» Supplied records:

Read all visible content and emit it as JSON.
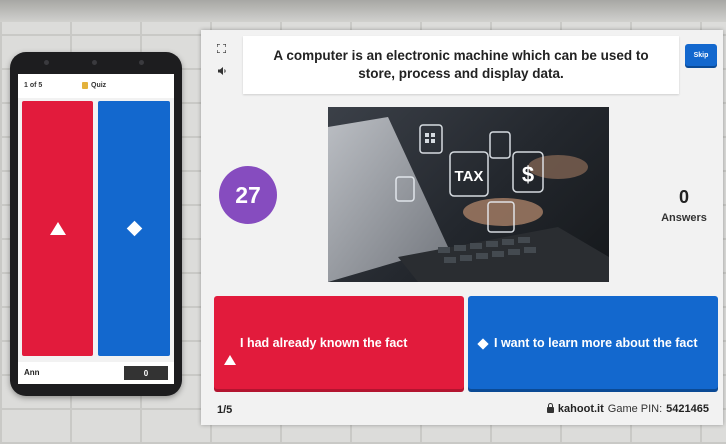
{
  "phone": {
    "counter": "1 of 5",
    "mode": "Quiz",
    "player_name": "Ann",
    "score": "0"
  },
  "game": {
    "question": "A computer is an electronic machine which can be used to store, process and display data.",
    "skip_label": "Skip",
    "timer": "27",
    "answers_count": "0",
    "answers_label": "Answers",
    "answers": [
      {
        "text": "I had already known the fact",
        "shape": "triangle",
        "color": "#e21b3c"
      },
      {
        "text": "I want to learn more about the fact",
        "shape": "diamond",
        "color": "#1368ce"
      }
    ],
    "progress": "1/5",
    "site": "kahoot.it",
    "pin_label": "Game PIN:",
    "pin": "5421465",
    "image_icons": [
      "TAX",
      "$"
    ]
  },
  "colors": {
    "red": "#e21b3c",
    "blue": "#1368ce",
    "purple": "#864cbf"
  }
}
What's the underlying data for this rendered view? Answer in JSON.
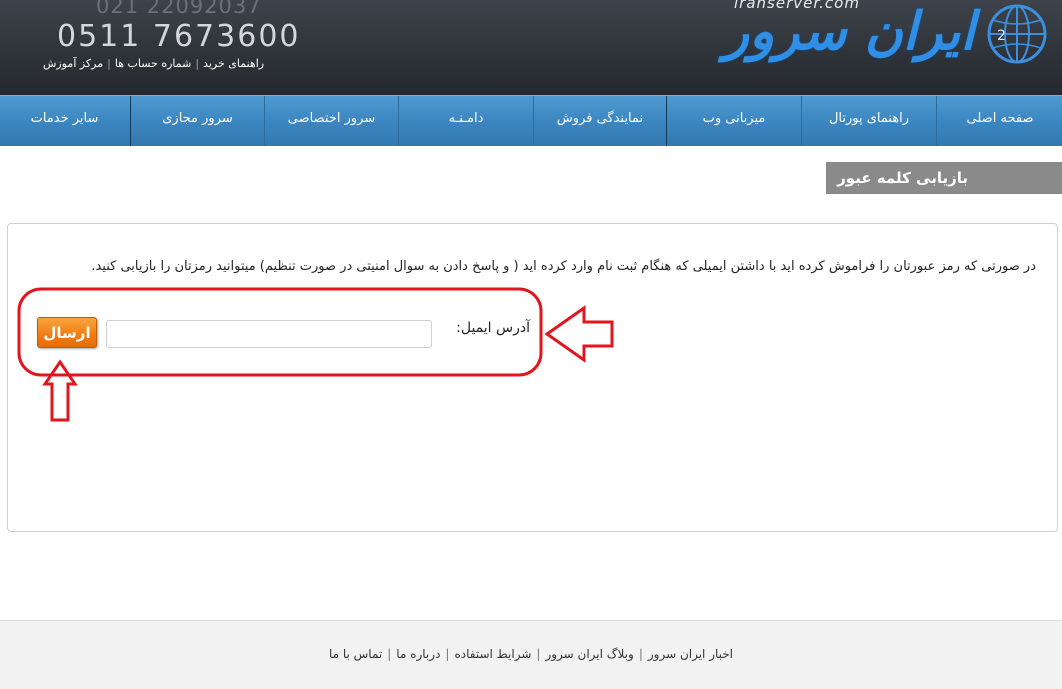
{
  "header": {
    "phone_secondary": "021 22092037",
    "phone_primary": "0511 7673600",
    "top_links": [
      "مرکز آموزش",
      "شماره حساب ها",
      "راهنمای خرید"
    ],
    "logo_latin": "iranserver.com",
    "logo_persian": "ایران سرور"
  },
  "nav": {
    "items": [
      "صفحه اصلی",
      "راهنمای پورتال",
      "میزبانی وب",
      "نمایندگی فروش",
      "دامـنـه",
      "سرور اختصاصی",
      "سرور مجازی",
      "سایر خدمات"
    ]
  },
  "page": {
    "section_title": "بازیابی کلمه عبور",
    "description": "در صورتی که رمز عبورتان را فراموش کرده اید با داشتن ایمیلی که هنگام ثبت نام وارد کرده اید ( و پاسخ دادن به سوال امنیتی در صورت تنظیم) میتوانید رمزتان را بازیابی کنید.",
    "email_label": "آدرس ایمیل:",
    "email_value": "",
    "submit_label": "ارسال"
  },
  "footer": {
    "links": [
      "اخبار ایران سرور",
      "وبلاگ ایران سرور",
      "شرایط استفاده",
      "درباره ما",
      "تماس با ما"
    ]
  },
  "colors": {
    "header_bg": "#2f343a",
    "nav_bg": "#3b85c0",
    "section_title_bg": "#8a8a8a",
    "button_orange": "#f07c12",
    "annotation_red": "#e0161e"
  }
}
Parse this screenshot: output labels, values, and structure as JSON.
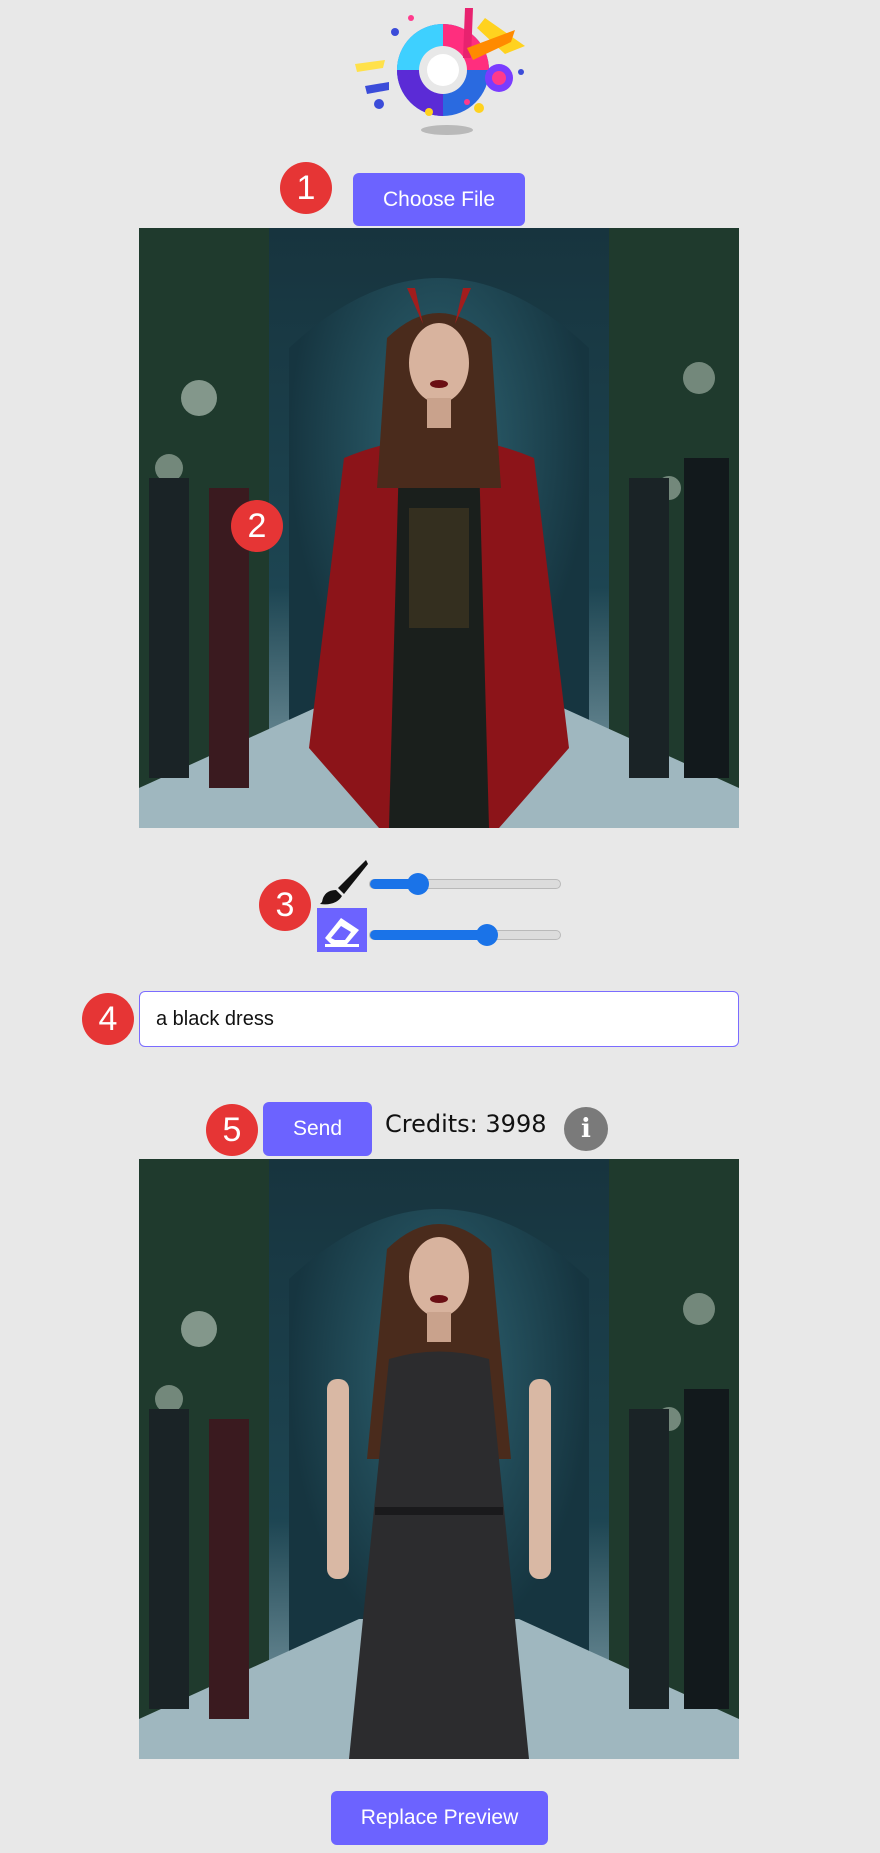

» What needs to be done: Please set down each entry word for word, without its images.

» Output for this exercise:
Read all visible content and emit it as JSON.
{
  "phone": {
    "counter": "1 of 5",
    "mode": "Quiz",
    "player_name": "Ann",
    "score": "0"
  },
  "game": {
    "question": "A computer is an electronic machine which can be used to store, process and display data.",
    "skip_label": "Skip",
    "timer": "27",
    "answers_count": "0",
    "answers_label": "Answers",
    "answers": [
      {
        "text": "I had already known the fact",
        "shape": "triangle",
        "color": "#e21b3c"
      },
      {
        "text": "I want to learn more about the fact",
        "shape": "diamond",
        "color": "#1368ce"
      }
    ],
    "progress": "1/5",
    "site": "kahoot.it",
    "pin_label": "Game PIN:",
    "pin": "5421465",
    "image_icons": [
      "TAX",
      "$"
    ]
  },
  "colors": {
    "red": "#e21b3c",
    "blue": "#1368ce",
    "purple": "#864cbf"
  }
}
What's the underlying data for this rendered view? Answer in JSON.
{
  "header": {
    "phone_secondary": "021 22092037",
    "phone_primary": "0511 7673600",
    "top_links": [
      "مرکز آموزش",
      "شماره حساب ها",
      "راهنمای خرید"
    ],
    "logo_latin": "iranserver.com",
    "logo_persian": "ایران سرور"
  },
  "nav": {
    "items": [
      "صفحه اصلی",
      "راهنمای پورتال",
      "میزبانی وب",
      "نمایندگی فروش",
      "دامـنـه",
      "سرور اختصاصی",
      "سرور مجازی",
      "سایر خدمات"
    ]
  },
  "page": {
    "section_title": "بازیابی کلمه عبور",
    "description": "در صورتی که رمز عبورتان را فراموش کرده اید با داشتن ایمیلی که هنگام ثبت نام وارد کرده اید ( و پاسخ دادن به سوال امنیتی در صورت تنظیم) میتوانید رمزتان را بازیابی کنید.",
    "email_label": "آدرس ایمیل:",
    "email_value": "",
    "submit_label": "ارسال"
  },
  "footer": {
    "links": [
      "اخبار ایران سرور",
      "وبلاگ ایران سرور",
      "شرایط استفاده",
      "درباره ما",
      "تماس با ما"
    ]
  },
  "colors": {
    "header_bg": "#2f343a",
    "nav_bg": "#3b85c0",
    "section_title_bg": "#8a8a8a",
    "button_orange": "#f07c12",
    "annotation_red": "#e0161e"
  }
}
Parse this screenshot: output labels, values, and structure as JSON.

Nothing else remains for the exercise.